So forgive us for again noticing, while tuning into the big iPhone 5 unveiling in San Francisco on Wednesday, the supposedly "revolutionary" features of Apple's new smartphone that really aren't all that original. While were not claiming that Apple violated patents held by Google or Nokia, it's hard to ignore the fact that several features in Apple's latest phone look familiar.
Browse our gallery (below) to see some of the features Apple appears to have aped from other companies. Then, visit our big news page for all our coverage of the iPhone 5, including photos and features of the new device, as well as a look at how it compares to the Galaxy S3 and to the iPhone 4S.
This is most the obvious and the most packed with irony, given that Apple is suing Samsung in every country it can. The new, larger iPhone -- with a 4-inch display vs. the 3.5-inch display on all older models -- is closer in size to the 4.8-inch span on the Galaxy S III's screen. Was Apple's decision to up the iPhone's screen real estate a response to the popularity of Samsung's plus-sized and popular handsets?
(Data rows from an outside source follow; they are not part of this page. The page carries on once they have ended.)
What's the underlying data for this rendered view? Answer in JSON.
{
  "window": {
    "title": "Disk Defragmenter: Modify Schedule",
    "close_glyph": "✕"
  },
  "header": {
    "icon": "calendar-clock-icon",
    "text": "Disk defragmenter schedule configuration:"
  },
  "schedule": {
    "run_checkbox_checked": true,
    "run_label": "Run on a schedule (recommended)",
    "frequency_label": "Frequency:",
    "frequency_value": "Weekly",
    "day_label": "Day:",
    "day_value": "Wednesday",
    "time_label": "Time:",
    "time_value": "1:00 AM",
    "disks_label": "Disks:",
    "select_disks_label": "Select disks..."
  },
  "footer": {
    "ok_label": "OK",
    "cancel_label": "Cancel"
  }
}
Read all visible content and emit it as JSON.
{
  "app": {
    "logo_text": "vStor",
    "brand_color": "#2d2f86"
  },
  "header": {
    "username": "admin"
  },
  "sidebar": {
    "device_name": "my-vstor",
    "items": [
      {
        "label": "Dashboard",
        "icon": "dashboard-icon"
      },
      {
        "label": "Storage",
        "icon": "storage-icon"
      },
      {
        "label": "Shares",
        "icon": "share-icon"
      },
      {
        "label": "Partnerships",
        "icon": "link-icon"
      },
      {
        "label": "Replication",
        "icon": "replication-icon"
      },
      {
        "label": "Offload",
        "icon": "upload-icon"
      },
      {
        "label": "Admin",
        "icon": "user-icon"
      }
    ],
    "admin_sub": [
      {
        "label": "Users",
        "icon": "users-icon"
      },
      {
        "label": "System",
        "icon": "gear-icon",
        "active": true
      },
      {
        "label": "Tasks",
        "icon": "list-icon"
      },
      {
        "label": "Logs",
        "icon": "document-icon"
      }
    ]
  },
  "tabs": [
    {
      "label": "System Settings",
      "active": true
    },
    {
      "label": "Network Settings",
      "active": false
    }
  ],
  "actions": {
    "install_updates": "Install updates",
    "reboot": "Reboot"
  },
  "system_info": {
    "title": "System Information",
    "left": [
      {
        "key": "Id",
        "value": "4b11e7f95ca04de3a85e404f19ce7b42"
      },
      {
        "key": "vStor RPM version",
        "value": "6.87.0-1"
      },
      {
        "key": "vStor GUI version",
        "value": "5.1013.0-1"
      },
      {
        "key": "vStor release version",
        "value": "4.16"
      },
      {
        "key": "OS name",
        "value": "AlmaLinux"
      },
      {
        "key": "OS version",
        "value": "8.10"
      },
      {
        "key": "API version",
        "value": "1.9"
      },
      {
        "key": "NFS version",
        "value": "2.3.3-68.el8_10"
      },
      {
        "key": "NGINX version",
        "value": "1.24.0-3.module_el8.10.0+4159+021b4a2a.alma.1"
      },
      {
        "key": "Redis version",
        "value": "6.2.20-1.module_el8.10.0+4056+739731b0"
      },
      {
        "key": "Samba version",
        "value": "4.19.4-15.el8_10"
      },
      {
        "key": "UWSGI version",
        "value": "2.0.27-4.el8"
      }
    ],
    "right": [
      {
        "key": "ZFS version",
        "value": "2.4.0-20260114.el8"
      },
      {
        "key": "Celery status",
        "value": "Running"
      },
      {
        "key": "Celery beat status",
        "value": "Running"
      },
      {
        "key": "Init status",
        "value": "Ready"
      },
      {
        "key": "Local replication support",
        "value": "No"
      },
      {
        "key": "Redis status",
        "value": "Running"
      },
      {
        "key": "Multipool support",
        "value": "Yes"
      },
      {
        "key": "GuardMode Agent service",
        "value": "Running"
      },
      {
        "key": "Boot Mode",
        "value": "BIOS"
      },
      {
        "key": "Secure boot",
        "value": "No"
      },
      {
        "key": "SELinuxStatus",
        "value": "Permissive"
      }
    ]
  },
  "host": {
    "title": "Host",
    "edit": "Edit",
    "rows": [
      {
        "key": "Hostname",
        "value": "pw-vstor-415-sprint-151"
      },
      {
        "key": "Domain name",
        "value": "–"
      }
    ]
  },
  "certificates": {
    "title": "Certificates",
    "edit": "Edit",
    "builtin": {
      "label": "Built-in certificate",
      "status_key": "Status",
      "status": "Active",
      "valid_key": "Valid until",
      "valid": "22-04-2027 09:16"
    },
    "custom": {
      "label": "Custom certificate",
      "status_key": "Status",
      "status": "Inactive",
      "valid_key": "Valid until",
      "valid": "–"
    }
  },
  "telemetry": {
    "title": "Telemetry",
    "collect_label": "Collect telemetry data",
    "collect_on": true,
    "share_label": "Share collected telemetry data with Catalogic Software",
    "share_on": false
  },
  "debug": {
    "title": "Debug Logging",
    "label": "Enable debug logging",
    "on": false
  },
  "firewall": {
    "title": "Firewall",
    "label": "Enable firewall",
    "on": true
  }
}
Google, which makes the operating system the Galaxy smartphones run on, is also embroiled in spat with the iPhone maker. Apple snidely decided to make its own map app for iOS 6, which ships on the iPhone 5; Google Maps won't be preloaded onto iOS 6 devices. (Users can still go to the App Store and download it themselves.) Apple touts Maps as being smooth and responsive," implying that Google Maps left something to be desired.
So the new iPhone can take panoramic photographs, huh? Where have we seen that before? Oh right: Both HTC and Nokia smartphones. Nokia's new Lumia 920 comes with a camera setting that lets users create panorama shots of their surroundings; HTC Windows Phones have come with a similar tool into the camera software "for some time now," according to Pocket-lint. (Image courtesy of Apple.)
Another nifty photo-related feature of the iPhone 5 is the ability to seamlessly share pictures with your friends. "The Shared Photo Streams feature is arguably the most practical addition, since previously sharing photos by email limited users to sending 5 photos at a time," explains TechCrunch. "MMS'ing photos is also not ideal." But text and email's limitations haven't stopped iPhone users from sharing photos. Instagram didn't get to 100 million users by being a bad alternative for publishing mobile pics. There are also plenty of photo-sharing app out there, with smaller but devoted user bases than Instagram's. (Photo courtesy of Engadget)